Become popular

Since dining in is in again, eating healthy with your family December 3rd makes you the admired one to your family and friends. As you dine in together, share praises and compliments as well as healthy foods, and reinforce the feeling of belonging. After providing these trendy experiences often enough, you can begin to enjoy the adoration and respect of others around you. You can be popular.

It’s cherished time

Schedule it. Block off time for it. Show up for it. You and your family are worth it. Start with the pledge on December 3rd. For best success for a healthy lifestyle change, make it a S.M.A.R.T. goal. That’s one that is Specific, Measurable, Attainable, Relevant, and Time-framed. Here’s an example: Every Tuesday at 6pm, our family will eat a healthy meal together that includes at least two vegetables and a whole grain.

You can keep it safe
  • If ventilation indoors is a bit stifling, eat outdoors when you can. Backyards, patios, and porches are great venues for your dining experiences.
  • Clean your hands often as you prepare and eat your meal. If you can’t wash for 20 seconds with soap and running water, hand sanitizer is a good backup. Make sure your hands are completely dry after washing or sanitizing.
  • Cook foods to the proper temperature. See the Safe Internal Temperature Chart.
  • Put leftovers away as quickly as possible.
Tried and true or something new
  • Have fun. Try decorating to make your mealtime together special. Let all family members participate.
  • Make comfort food. But also try making something you’ve never had before, or try food prepared in a new way.
  • Look through the cabinets or in the garage for kitchen equipment you haven’t used in a long time or have forgotten you had. Then use it.
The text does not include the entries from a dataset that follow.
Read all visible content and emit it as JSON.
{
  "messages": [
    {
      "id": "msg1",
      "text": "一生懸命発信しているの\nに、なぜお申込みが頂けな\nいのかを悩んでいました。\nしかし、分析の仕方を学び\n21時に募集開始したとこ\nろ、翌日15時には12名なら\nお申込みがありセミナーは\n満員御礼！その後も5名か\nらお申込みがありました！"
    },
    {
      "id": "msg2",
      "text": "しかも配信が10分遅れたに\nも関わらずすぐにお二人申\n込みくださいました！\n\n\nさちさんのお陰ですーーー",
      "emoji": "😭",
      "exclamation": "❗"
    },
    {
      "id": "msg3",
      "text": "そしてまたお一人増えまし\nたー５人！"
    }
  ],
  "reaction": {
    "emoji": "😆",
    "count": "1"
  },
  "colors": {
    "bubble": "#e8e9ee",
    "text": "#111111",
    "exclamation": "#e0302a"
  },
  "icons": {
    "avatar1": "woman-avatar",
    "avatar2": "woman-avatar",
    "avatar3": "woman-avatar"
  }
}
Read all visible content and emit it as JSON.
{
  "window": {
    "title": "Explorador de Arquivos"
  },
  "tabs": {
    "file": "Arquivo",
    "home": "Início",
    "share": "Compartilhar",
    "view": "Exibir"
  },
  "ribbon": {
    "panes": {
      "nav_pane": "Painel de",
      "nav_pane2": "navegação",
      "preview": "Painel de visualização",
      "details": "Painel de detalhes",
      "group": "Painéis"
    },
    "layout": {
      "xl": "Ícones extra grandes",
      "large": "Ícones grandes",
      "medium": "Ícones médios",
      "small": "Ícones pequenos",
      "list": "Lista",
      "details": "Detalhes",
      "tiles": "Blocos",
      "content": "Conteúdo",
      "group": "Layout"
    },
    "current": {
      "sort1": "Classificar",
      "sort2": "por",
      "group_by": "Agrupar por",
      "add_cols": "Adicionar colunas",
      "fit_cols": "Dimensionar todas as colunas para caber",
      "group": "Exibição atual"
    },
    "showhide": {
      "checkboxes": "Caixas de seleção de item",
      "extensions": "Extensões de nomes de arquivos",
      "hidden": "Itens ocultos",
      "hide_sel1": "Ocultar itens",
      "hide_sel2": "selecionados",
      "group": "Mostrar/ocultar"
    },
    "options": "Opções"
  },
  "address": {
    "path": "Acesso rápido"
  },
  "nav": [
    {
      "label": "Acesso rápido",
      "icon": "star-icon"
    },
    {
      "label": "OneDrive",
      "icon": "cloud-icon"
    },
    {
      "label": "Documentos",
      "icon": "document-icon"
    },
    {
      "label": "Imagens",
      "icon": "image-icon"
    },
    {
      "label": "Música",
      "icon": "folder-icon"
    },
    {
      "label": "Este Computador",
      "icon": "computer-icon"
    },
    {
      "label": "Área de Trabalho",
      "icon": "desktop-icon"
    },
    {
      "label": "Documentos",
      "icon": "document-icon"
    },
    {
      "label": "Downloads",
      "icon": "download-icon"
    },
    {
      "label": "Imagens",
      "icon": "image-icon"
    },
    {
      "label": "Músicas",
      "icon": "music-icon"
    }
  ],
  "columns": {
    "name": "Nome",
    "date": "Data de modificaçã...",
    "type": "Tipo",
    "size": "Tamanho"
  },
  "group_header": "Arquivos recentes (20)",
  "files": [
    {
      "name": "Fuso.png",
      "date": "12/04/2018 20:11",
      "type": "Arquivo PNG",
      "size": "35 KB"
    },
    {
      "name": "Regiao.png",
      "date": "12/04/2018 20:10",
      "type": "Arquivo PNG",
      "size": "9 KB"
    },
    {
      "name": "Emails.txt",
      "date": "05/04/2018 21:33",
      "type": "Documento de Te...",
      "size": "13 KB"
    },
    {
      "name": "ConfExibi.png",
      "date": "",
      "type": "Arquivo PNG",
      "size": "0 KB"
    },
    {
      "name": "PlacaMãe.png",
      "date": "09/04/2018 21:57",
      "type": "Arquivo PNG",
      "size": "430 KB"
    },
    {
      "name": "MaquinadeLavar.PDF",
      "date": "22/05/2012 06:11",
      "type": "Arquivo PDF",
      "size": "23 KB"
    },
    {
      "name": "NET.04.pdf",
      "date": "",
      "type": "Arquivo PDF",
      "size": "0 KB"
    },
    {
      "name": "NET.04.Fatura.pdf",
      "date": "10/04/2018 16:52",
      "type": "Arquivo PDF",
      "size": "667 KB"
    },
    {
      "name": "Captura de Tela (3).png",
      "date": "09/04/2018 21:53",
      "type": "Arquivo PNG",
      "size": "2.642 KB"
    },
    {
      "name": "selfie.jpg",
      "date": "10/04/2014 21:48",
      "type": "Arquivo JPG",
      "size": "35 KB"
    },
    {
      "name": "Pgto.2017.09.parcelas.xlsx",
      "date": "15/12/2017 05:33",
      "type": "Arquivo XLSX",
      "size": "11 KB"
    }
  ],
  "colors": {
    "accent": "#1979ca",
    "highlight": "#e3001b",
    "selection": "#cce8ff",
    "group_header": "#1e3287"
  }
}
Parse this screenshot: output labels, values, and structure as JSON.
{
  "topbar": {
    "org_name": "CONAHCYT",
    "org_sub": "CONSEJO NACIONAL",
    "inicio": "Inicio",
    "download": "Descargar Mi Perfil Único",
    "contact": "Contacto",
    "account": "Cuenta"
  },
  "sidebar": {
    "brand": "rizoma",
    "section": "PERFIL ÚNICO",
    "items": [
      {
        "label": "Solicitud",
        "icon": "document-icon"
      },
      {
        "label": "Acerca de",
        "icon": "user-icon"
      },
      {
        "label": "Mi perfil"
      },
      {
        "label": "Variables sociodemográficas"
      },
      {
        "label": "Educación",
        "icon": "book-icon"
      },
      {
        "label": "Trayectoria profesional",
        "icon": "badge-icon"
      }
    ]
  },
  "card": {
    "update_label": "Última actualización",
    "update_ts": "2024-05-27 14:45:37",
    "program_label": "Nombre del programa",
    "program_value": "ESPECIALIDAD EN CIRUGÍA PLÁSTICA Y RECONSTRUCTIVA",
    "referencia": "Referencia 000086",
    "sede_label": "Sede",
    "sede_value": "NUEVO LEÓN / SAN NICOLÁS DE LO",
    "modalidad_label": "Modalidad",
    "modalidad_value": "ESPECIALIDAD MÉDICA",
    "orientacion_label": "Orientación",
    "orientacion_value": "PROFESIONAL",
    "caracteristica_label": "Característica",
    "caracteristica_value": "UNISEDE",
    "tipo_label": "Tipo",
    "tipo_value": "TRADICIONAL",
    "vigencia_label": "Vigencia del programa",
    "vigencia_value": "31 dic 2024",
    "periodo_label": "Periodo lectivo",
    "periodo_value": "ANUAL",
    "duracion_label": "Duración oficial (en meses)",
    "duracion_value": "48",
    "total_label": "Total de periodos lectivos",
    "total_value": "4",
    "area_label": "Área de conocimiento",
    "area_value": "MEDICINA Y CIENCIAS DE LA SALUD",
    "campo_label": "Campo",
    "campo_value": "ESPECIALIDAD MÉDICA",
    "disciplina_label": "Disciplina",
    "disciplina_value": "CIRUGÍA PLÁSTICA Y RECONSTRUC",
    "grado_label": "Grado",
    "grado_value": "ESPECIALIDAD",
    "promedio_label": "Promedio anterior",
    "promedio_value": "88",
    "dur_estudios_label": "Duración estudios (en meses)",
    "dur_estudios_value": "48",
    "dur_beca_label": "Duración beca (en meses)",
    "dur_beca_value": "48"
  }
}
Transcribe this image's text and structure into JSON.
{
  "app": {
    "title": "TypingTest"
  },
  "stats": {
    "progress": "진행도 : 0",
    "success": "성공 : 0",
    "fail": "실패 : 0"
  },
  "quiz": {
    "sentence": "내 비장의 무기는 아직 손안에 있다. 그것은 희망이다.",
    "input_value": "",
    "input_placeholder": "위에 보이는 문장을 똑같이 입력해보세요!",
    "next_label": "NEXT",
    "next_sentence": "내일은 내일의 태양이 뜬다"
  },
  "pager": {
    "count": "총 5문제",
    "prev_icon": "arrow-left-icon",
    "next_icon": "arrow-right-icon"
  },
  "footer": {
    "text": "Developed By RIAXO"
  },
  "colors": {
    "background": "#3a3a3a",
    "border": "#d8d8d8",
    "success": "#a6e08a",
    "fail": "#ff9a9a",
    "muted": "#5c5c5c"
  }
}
For better health and wellness, make the pledge to Dine In with your family this December 3rd.  Now is the time – especially since dining in is in again.

How Loud is Too Loud?

How Loud is Too Loud?

Did you know that the Centers for Disease Control and Prevention (CDC) list hearing loss as the third most common chronic health condition in the U.S.? Many people do not recognize they have hearing loss, either because they do not realize it themselves or they won’t admit they have a problem. Statistics have shown that approximately 1 in 4 adults in the US between the ages of 20 and 69 who report having excellent hearing actually have measurable hearing damage.

Lower the volume on personal listening devices to protect your hearing. Photo source: Terri Keith

Most of us have heard that loud noises can damage our hearing, but do you know what is considered loud? Noises are measured in decibels (dB). Here are the measurements of some common sounds:

  • 40 dB – Refrigerator hum
  • 60 dB – Normal conversation
  • 70 dB – Washing machine
  • 80 dB – Traffic noise inside a car
  • 80-85 dB – Gas-powered lawnmower
  • 95 dB – Motorcycle
  • 100 dB – Sporting event
  • 105-110 dB – Maximum volume for personal listening devices
  • 120 dB – Siren
  • 140-150 dB – Firecrackers

Noises can start causing hearing damage at about 85 dB when experienced over an extended period of time. The higher the decibels, the less time it can take for hearing damage to occur. It may take about 2 hours for damage to occur at 90 dB but at 100 dB, it may only take 14 minutes. At 110 dB, hearing loss is possible in less than 2 minutes.

What can you do to protect your hearing? First, avoid noisy places when you can and keep the volume down when you’re watching TV or listening to music. If you can’t control the noise, try using ear plugs, protective earmuffs or noise canceling headphones. This is especially important if you’re going to be exposed to the noise over a period of time. If you’re not sure whether you should be worried about the noise level where you are, grab this smartphone app and check the decibels for yourself!

Remember that hearing loss from loud noises can be prevented. Once the damage occurs though, it’s permanent so take care of your hearing!



Centers for Disease Control and Prevention, Vital Signs:

Centers for Disease Control and Prevention, Loud Noise Can Cause Hearing Loss:

U.S. Department of Health & Human Services, It’s a Noisy Planet: